Dennis Rodman isn’t too worried about war with North Korea.
The former Chicago Bulls star, who considers both President Donald Trump and North Korean leader Kim Jong Un to be his friends, says he thinks the two world leaders are pretty similar — and are bluffing in their heated rhetoric about their readiness for a potential nuclear conflict that could kill millions.
In an interview with the news service AFP, Rodman said he believes Trump and Kim "are pretty much the same people."
"They love control," he said.
In his interview, Rodman appeared unfazed about the possibility of armed conflict breaking out between the US and North Korea, characterizing the countries’ threats against each other as "entertainment.”
"Ain't nobody got no finger on the button," he said.
Rodman became famous in the ’90s for his skills on the basketball court and sartorial flair, but he’s since garnered a great deal of attention for his work as a freelance diplomat. He has visited North Korea five times in the past five years, forming a personal bond with Kim and deliberately positioning himself as an informal peace broker between the US and a hermetic nation he believes is misunderstood. He’s even asked Trump to appoint him as a formal peace envoy to North Korea (Trump hasn’t done so).
During his interview with AFP, Rodman called Kim a “21st century guy,” describing him as boxed in by the autocratic system he inherited from his family and more forward-thinking than commonly believed.
"[Kim] is in a position where he probably wants to do a lot of things that are really positive," Rodman said. "I think that the structure of the system just don't let him do it. I've seen that. You see him be happy, and then, all of a sudden you see him pull back. He wants to pull that trigger where he wants to let his people be more free."
Dennis Rodman is one of the only Americans who loves Kim Jong Un
Rodman has in the past played exhibition games in North Korea to mark Kim’s birthday, and has shared tales of drinking games and karaoke with the infamously brutal leader. But the trips haven’t always gone swimmingly — his struggles with substance abuse were reportedly on full display during a trip in 2014, when he started binge drinking and, as the Guardian put it, “veering between singing jovial karaoke one minute and angry hollering the next.” Kim apparently refused to meet with him by the end of his stay because he was continually intoxicated.
Rodman wants to make a sixth trip to Pyongyang but says US officials declined the offer. “Basically they said it’s not a good time right now,” he told the Guardian in an interview published Monday.
Still, the former NBA star has big plans for the future. He’s planning to arrange a basketball game between players from North Korea and the US territory of Guam to be held in Beijing. And he wants to make a documentary and write a book about his relationship with Kim during his next visit to North Korea — assuming that ever happens.
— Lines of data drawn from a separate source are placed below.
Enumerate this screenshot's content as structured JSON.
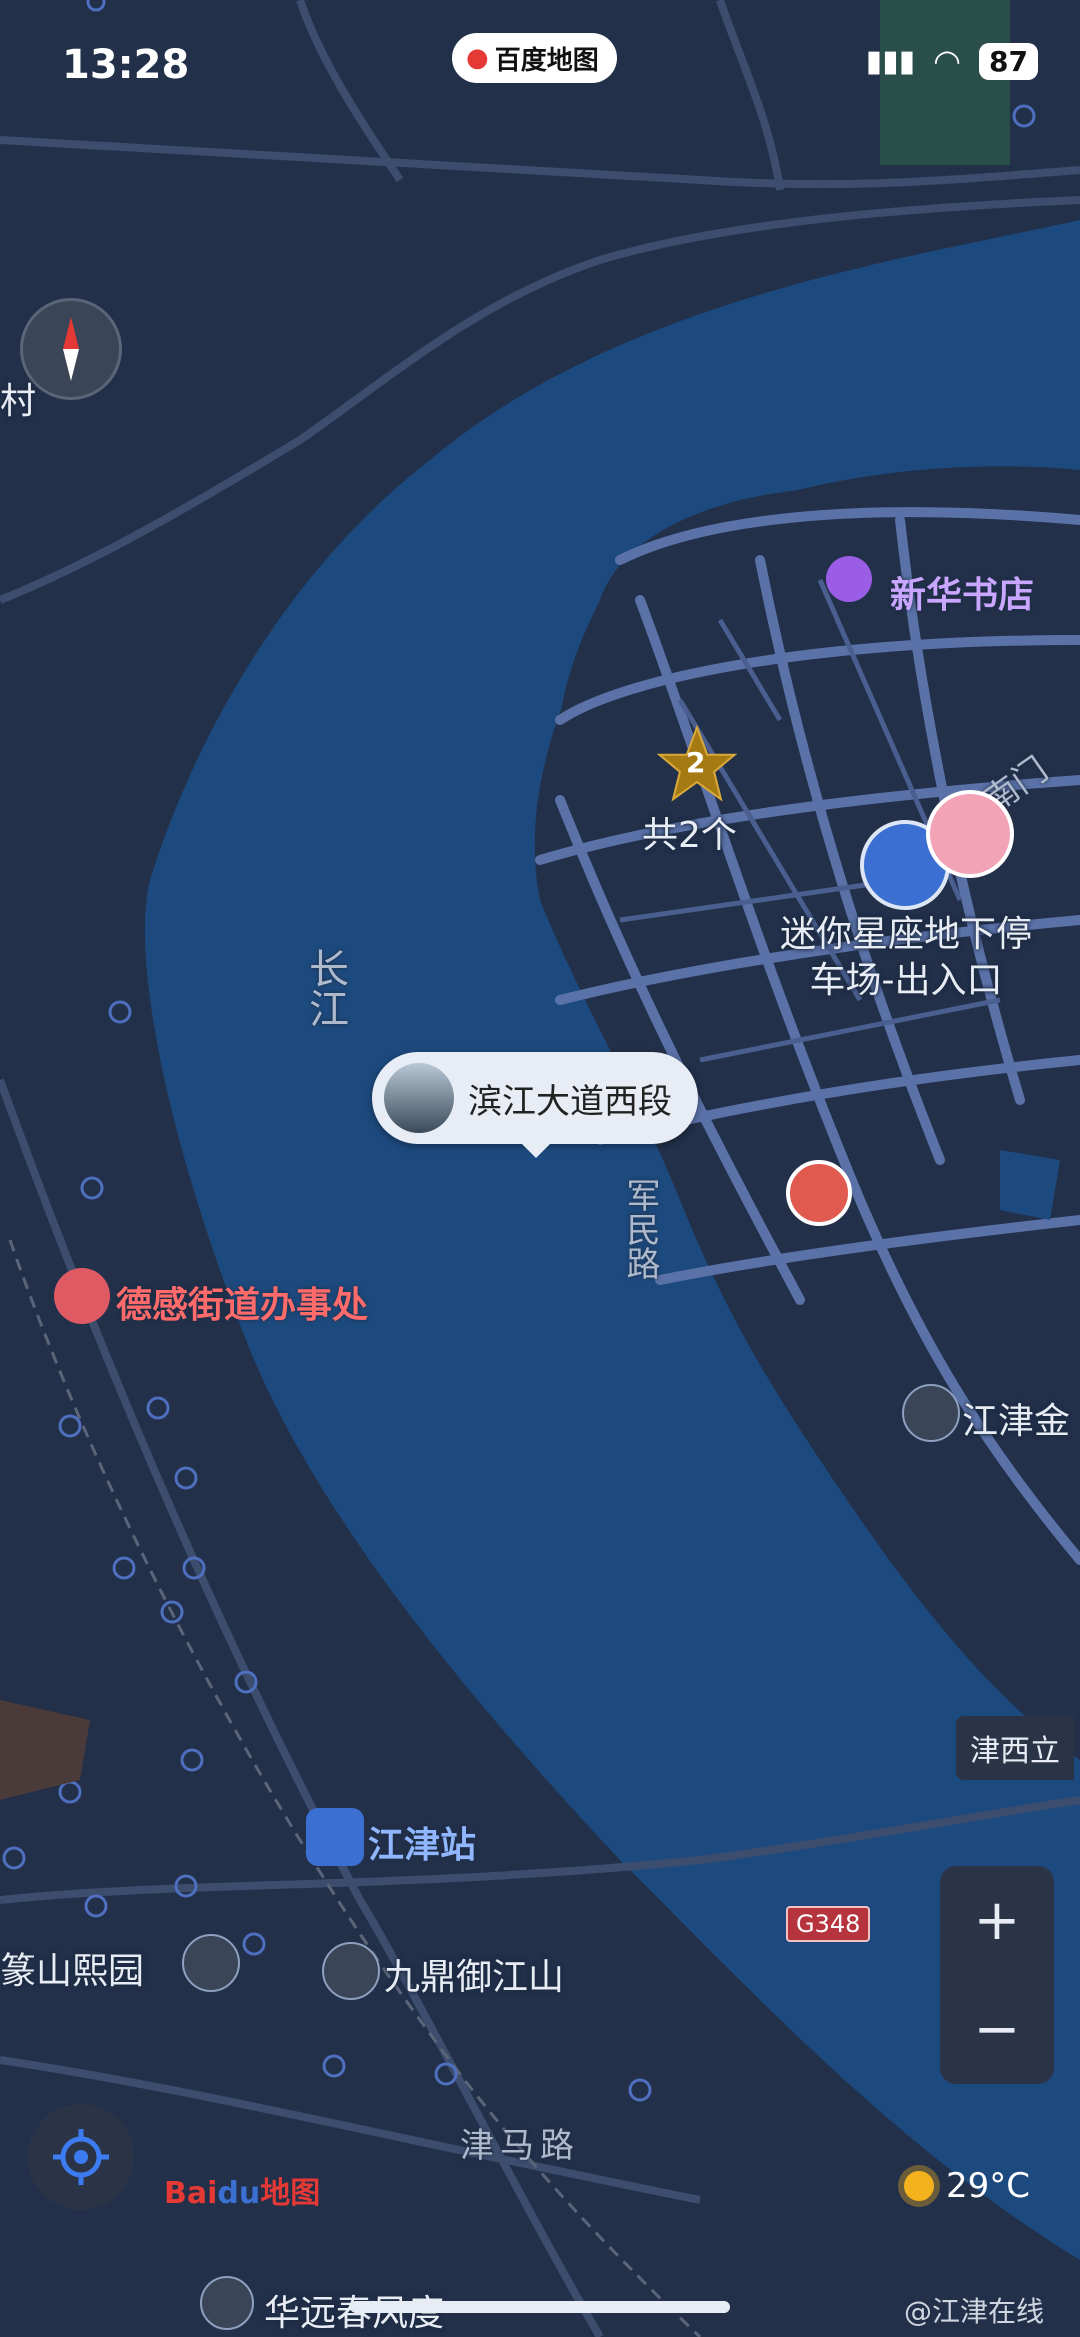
{
  "status_bar": {
    "time": "13:28",
    "battery": "87",
    "app_pill": "百度地图"
  },
  "map": {
    "labels": {
      "cun": "村",
      "xinhua": "新华书店",
      "cluster_count": "2",
      "cluster_label": "共2个",
      "nanmen": "南门",
      "parking": "迷你星座地下停\n车场-出入口",
      "changjiang": "长江",
      "junmin": "军民路",
      "degan": "德感街道办事处",
      "jiangjin_jin": "江津金",
      "jinxi": "津西立",
      "jiangjin_station": "江津站",
      "zhuanshan": "篆山熙园",
      "jiuding": "九鼎御江山",
      "jinma": "津马路",
      "huayuan": "华远春风度"
    },
    "callout": "滨江大道西段",
    "road_shield": "G348"
  },
  "controls": {
    "zoom_in": "+",
    "zoom_out": "−"
  },
  "weather": {
    "temp": "29°C"
  },
  "branding": {
    "logo_text": "Bai du 地图",
    "watermark": "@江津在线"
  },
  "colors": {
    "land": "#22304a",
    "river": "#1d4a7e",
    "roads": "#5b72a8"
  }
}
The US has banned Americans from traveling to North Korea in the wake of the death of Otto Warmbier, the American college student who died this summer upon returning to the US after being held in captivity in North Korea for more than a year.
Rodman, who is willing to talk about pretty much any topic under the sun, took partial credit for Warmbier’s release.